Paul Caron of the TaxProfBlog has noticed that law schools may have an enrollment problem.

Where Are All the Law School Applicants?

Connecticut Law Tribune editorial, Where Are All the Law School Applicants?:

Nearly every law school in America is facing declining applications. Nationally, the level of applications has declined back to the level of 1976. It is clear that this drop is a problem for law schools, many of which opened or expanded over the intervening decades. What is less clear is the reason for the change, whether it is a good thing or a bad thing, and whether it is likely to reverse itself in the years ahead.

What is the reason for this dramatic reversal? Conventional wisdom credits two principal factors. First, the legal job market suffered a combined cyclical and structural downturn in 2008. … The second factor weighing against law school applications is the growing recognition of the burden of student debt. …

Is this drop in law school enrollment a good or bad thing? One part is arguably good: many young people applied to law school because they had good grades and board scores and wanted to keep their options open, rather than truly thinking through that a legal career was right for them. Now, in contrast, anyone applying to law school has likely given serious thought to the decision.

But the decline is also unfortunate. Unfortunate for the young people who choose not to go to law school, because they are missing what can be incredibly rewarding career. Apart from the studies about the return on investment in a law degree, the career can bring satisfaction and opportunities for growth and career changes that few other paths provide.

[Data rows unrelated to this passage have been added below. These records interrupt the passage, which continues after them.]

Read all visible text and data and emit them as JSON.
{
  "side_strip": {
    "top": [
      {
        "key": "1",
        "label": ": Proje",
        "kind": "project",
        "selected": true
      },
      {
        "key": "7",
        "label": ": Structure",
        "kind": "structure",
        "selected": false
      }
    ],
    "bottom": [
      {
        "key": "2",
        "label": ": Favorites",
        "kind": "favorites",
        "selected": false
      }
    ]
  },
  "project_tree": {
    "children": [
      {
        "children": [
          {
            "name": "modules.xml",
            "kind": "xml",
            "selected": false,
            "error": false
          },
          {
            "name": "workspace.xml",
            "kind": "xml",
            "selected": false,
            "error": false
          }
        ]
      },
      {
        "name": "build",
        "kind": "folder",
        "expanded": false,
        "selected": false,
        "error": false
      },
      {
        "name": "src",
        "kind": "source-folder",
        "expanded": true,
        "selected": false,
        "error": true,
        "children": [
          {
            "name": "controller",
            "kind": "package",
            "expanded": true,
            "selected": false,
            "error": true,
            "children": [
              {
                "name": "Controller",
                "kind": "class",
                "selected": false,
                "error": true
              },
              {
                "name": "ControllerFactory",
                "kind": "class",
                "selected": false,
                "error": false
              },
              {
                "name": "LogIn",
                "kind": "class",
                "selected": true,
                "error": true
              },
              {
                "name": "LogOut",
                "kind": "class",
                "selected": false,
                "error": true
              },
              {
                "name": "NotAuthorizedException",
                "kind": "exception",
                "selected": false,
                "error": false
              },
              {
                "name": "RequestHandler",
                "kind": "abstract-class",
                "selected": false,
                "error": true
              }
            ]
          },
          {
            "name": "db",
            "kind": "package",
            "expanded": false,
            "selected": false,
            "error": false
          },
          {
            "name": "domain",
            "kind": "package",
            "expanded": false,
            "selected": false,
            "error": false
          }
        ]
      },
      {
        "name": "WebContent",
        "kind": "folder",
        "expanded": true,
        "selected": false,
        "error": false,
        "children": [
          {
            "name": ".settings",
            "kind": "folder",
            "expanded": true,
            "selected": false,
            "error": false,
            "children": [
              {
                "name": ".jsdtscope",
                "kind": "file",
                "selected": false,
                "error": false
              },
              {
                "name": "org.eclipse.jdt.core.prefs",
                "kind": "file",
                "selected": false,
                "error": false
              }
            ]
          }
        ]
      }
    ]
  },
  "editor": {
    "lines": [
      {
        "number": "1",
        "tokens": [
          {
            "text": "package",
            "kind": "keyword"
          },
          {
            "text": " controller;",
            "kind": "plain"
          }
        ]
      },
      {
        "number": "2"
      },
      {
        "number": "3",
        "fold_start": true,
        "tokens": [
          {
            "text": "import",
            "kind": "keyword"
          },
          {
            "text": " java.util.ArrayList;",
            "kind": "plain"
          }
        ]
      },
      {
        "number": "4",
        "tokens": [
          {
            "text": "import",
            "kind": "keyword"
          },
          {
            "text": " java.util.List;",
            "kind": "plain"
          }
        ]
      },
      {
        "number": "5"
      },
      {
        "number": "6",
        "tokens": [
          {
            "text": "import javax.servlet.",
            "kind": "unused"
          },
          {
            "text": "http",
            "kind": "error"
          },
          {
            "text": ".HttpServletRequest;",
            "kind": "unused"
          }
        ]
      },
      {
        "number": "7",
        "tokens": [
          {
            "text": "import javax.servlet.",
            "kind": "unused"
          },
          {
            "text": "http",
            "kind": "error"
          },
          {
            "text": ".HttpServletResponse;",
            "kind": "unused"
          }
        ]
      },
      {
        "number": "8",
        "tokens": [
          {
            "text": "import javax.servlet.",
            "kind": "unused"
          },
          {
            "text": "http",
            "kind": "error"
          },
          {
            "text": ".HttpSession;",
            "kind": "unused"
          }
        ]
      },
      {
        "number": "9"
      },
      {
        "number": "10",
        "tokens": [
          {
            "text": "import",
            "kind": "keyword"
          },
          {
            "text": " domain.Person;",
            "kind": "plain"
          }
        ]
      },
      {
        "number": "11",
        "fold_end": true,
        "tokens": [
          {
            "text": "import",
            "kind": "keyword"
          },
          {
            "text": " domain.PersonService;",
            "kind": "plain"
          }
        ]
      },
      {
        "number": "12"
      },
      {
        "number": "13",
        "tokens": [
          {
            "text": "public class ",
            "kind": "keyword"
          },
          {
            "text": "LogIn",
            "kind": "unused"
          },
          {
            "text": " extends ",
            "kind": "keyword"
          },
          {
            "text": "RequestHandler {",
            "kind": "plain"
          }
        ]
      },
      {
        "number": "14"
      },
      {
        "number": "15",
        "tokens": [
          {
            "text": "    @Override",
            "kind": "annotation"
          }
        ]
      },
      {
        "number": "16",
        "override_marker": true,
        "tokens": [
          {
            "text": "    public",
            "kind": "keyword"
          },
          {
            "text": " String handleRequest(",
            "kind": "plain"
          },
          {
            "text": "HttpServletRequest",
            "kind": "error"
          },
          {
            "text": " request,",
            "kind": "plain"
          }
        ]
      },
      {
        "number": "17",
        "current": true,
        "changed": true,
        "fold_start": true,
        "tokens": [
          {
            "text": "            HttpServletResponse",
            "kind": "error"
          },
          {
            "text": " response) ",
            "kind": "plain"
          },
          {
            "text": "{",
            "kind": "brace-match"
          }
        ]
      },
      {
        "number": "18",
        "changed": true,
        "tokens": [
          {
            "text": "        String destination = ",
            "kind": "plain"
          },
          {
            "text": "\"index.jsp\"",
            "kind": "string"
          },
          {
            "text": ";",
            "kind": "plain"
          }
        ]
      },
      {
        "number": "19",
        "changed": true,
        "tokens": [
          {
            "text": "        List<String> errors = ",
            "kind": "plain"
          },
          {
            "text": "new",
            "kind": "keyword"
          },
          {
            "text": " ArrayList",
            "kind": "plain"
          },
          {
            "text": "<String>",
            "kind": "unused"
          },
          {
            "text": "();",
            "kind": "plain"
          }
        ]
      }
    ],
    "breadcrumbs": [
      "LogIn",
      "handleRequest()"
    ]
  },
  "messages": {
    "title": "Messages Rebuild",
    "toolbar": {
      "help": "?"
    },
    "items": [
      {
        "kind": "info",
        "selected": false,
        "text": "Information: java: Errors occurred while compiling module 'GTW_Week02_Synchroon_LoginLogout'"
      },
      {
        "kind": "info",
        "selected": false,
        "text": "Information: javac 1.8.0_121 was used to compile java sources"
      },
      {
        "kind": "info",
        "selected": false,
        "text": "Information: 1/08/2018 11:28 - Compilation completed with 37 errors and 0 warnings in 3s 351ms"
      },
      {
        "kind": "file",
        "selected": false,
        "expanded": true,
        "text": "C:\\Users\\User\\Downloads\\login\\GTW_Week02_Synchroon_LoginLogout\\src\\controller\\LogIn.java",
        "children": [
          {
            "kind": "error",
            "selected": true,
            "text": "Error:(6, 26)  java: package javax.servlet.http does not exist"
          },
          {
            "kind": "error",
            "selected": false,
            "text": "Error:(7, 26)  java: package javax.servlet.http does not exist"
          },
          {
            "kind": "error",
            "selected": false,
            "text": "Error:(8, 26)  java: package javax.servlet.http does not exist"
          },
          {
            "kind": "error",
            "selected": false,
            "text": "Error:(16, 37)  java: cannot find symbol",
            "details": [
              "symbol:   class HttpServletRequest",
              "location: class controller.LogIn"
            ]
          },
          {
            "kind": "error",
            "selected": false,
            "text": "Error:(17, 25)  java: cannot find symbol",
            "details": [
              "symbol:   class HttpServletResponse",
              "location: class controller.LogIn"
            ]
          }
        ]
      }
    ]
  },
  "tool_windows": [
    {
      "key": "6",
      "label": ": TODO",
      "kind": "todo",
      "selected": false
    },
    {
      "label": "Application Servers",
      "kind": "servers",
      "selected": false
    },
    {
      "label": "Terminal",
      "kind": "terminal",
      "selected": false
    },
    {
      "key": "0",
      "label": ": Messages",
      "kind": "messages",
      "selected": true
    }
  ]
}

It is also unfortunate for the clients. How ironic that so many new lawyers have trouble finding jobs and yet the great majority of Americans cannot afford a lawyer? This is a classic market failure. Something structural is blocking new lawyers from practice arrangements that meet the needs of middle and lower-middle class clients. If some of these lawyers can figure out how to bridge that gap, they will find plenty of clients.

These observations would suggest that the decline in applications will reverse itself at some point. Big firms may find trouble finding new associates of the quality they need, and students may see more examples of successful new lawyers who have found satisfaction from practices that serve what has too often been an unmet need for services.